TASK DETAILS: Tally the lines below that contain the word "Thickness", and give only that number.

DATASET RECORDS:

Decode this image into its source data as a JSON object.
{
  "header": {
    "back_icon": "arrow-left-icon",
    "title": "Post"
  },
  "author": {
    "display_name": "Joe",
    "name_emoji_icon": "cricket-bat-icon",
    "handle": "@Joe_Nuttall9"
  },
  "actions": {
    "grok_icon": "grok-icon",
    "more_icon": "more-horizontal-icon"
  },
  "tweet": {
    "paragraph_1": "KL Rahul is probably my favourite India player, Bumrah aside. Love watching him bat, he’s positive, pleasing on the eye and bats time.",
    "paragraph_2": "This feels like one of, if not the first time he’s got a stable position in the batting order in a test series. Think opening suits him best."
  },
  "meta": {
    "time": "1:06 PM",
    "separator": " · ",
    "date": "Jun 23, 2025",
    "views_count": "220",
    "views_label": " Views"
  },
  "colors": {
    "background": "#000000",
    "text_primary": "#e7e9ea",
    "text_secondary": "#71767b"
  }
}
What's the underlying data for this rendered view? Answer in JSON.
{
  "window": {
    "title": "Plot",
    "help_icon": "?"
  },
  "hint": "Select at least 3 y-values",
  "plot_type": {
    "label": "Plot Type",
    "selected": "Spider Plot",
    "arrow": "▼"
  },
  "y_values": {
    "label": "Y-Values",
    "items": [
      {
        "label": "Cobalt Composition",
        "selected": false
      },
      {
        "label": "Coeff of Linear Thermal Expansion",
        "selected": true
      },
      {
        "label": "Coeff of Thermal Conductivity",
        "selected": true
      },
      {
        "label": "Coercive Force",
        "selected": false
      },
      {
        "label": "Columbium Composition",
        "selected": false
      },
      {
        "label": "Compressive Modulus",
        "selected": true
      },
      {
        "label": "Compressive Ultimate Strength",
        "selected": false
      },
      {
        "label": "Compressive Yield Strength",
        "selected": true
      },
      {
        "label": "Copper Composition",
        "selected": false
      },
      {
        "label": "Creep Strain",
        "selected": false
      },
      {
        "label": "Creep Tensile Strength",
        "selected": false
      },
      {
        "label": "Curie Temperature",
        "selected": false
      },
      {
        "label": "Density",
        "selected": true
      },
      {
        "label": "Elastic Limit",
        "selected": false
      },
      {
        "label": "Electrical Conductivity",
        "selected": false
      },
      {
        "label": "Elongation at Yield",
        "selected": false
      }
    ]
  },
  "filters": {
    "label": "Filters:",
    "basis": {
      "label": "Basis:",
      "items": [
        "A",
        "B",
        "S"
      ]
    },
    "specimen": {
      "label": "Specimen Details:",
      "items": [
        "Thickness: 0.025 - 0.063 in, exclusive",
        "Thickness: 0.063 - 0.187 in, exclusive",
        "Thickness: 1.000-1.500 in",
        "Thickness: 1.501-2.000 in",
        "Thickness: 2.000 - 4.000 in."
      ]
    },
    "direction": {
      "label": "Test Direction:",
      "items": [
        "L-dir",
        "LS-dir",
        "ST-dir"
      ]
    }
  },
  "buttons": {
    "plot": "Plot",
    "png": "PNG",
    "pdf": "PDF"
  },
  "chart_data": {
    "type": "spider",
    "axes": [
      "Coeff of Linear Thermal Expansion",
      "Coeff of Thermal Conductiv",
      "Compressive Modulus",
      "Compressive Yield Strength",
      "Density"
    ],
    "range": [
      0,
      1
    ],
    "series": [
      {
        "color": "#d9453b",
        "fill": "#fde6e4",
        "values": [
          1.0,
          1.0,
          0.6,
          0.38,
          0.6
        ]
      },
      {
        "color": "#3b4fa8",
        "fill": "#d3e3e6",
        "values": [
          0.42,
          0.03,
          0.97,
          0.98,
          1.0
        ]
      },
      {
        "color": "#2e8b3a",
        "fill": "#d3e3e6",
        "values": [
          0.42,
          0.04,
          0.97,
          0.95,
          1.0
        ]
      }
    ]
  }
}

SOLUTION TO THIS TASK: 5